Under the Balance section, you’ll find Payouts and Transactions. Your payouts are the funds sent to your bank account. The transactions show all – those sent and pending. 

In your Customers section, you can add clients so you can easily bill them when the time arrives. 

The Reports section is another handy tool, which will allow you to see an overview of your transactions over the course of months or the past year. 

Radar is another analytics feature you can use to see your account overview. This will tell you how many disputes you received (lost and won).

Then under the Billing tab, you’ll be able to see more analytics regarding your business. For instance, you can see a snapshot of your:

  • Growth in revenue and subscribers
  • Retention and churn rates
  • Average revenue per subscriber
  • Outstanding invoices

Beneath Billing on the menu, you can look at your products, tax rates, coupons, subscriptions, and invoices. 

If you want to see your orders placed, you can click Orders in the menu. Plus, you can review your products. 

When you’re ready to get to the technical side of things, you can play around with the Terminal section, which is where you’ll integrate a terminal for POS. 

The Developers section will allow you access to the API, where you can do further integrations. 

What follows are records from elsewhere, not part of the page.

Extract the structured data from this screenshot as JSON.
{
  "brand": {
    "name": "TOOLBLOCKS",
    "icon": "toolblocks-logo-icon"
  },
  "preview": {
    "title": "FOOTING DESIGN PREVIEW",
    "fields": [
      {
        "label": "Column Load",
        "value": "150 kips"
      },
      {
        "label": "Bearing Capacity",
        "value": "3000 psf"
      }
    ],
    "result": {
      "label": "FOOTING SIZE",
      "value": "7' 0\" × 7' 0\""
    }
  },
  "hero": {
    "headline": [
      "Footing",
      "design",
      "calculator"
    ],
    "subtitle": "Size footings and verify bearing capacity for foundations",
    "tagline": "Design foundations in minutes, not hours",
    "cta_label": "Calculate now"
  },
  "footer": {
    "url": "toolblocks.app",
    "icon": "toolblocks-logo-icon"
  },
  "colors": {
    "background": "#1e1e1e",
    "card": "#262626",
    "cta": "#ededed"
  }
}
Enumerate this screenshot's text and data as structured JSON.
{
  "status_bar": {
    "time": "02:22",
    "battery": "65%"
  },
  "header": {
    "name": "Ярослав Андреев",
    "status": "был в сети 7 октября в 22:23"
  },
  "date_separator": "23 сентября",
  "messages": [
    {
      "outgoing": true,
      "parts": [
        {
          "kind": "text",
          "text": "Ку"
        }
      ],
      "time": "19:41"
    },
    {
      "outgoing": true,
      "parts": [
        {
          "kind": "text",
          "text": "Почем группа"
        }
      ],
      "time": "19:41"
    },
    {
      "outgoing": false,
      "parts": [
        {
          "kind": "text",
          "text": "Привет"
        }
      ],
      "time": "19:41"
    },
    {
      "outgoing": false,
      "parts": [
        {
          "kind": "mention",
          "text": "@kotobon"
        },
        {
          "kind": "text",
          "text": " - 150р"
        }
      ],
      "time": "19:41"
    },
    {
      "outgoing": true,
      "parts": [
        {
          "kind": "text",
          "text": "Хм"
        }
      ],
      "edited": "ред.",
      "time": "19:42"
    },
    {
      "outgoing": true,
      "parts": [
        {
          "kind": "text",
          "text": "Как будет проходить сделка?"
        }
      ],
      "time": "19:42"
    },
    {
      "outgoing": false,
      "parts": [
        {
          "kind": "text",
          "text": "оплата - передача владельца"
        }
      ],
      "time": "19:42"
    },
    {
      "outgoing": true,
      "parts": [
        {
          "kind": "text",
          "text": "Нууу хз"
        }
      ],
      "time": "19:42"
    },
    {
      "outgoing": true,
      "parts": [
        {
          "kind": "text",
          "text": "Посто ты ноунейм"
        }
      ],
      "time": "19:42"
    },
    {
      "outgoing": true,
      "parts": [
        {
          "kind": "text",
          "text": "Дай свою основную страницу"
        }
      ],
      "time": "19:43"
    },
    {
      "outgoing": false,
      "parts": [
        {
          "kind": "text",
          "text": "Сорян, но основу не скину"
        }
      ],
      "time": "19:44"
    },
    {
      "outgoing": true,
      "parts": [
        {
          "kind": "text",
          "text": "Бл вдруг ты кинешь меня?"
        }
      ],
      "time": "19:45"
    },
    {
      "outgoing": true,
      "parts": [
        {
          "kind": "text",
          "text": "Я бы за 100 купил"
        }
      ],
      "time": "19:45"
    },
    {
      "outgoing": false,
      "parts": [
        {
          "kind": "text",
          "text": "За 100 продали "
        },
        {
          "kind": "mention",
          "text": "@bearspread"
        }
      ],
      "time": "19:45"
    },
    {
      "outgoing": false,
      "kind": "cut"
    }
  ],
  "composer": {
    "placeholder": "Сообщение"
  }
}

In your Settings, you can change your business details, add Stripe apps, and review compliance and reporting documents. 

Strive Vs Paypal: Stripe Is a Simple & Safe Bet!

Stripe is a growing rival for Paypal and for good reason — it offers more. It has something for the coders, as well as the business owners who want to more integrations for their payment setup. 

It’s simple and quick to get started with Stripe, so why not set your account up and see how it compares with PayPal?